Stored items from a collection
____________

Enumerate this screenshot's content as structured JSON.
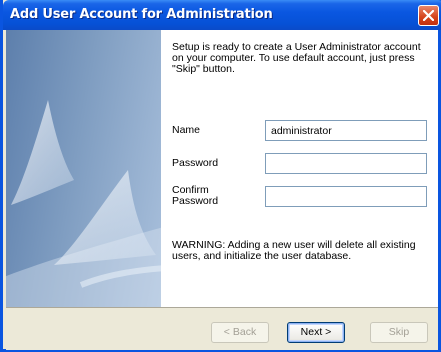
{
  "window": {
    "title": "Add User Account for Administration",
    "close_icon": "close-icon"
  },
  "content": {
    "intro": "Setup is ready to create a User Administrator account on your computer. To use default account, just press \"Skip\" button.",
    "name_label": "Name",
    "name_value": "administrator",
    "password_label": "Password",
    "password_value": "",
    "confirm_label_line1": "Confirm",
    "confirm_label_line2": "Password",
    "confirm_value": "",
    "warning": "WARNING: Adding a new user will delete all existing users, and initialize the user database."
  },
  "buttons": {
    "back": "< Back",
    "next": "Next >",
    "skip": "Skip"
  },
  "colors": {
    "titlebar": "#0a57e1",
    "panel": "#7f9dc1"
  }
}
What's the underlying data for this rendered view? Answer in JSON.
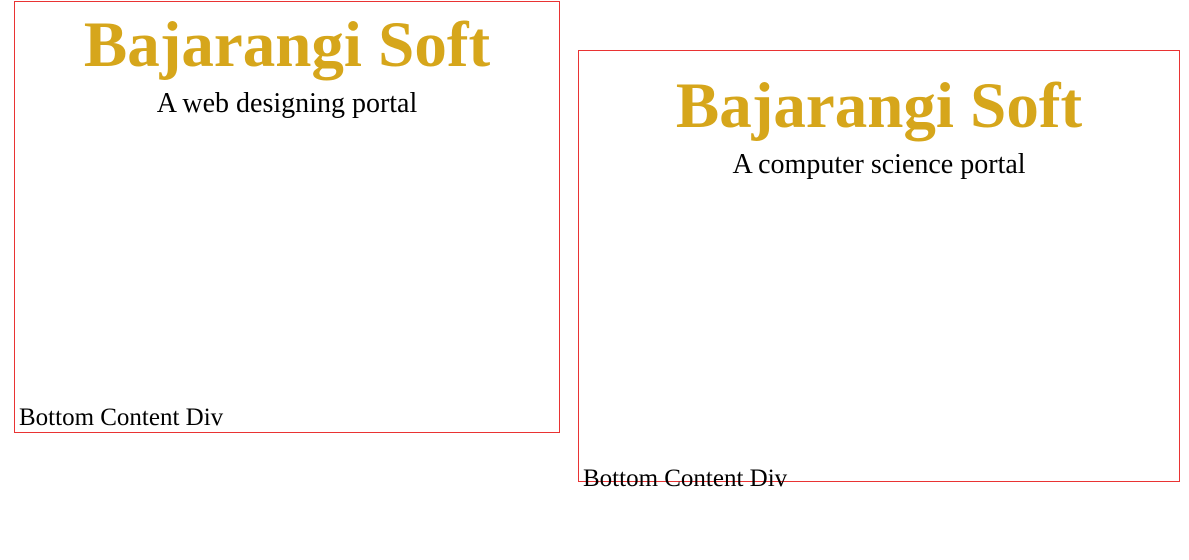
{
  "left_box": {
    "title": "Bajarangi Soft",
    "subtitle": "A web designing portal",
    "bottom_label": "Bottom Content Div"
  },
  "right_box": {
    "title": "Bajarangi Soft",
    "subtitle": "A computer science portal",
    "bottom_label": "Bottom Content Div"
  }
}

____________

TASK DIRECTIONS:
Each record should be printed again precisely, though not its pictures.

SOLUTION FOR THIS EXERCISE:
Enumerate this screenshot's content as structured JSON.
{
  "window": {
    "title": "Add User Account for Administration",
    "close_icon": "close-icon"
  },
  "content": {
    "intro": "Setup is ready to create a User Administrator account on your computer. To use default account, just press \"Skip\" button.",
    "name_label": "Name",
    "name_value": "administrator",
    "password_label": "Password",
    "password_value": "",
    "confirm_label_line1": "Confirm",
    "confirm_label_line2": "Password",
    "confirm_value": "",
    "warning": "WARNING: Adding a new user will delete all existing users, and initialize the user database."
  },
  "buttons": {
    "back": "< Back",
    "next": "Next >",
    "skip": "Skip"
  },
  "colors": {
    "titlebar": "#0a57e1",
    "panel": "#7f9dc1"
  }
}
What's the underlying data for this rendered view? Answer in JSON.
{
  "left_box": {
    "title": "Bajarangi Soft",
    "subtitle": "A web designing portal",
    "bottom_label": "Bottom Content Div"
  },
  "right_box": {
    "title": "Bajarangi Soft",
    "subtitle": "A computer science portal",
    "bottom_label": "Bottom Content Div"
  }
}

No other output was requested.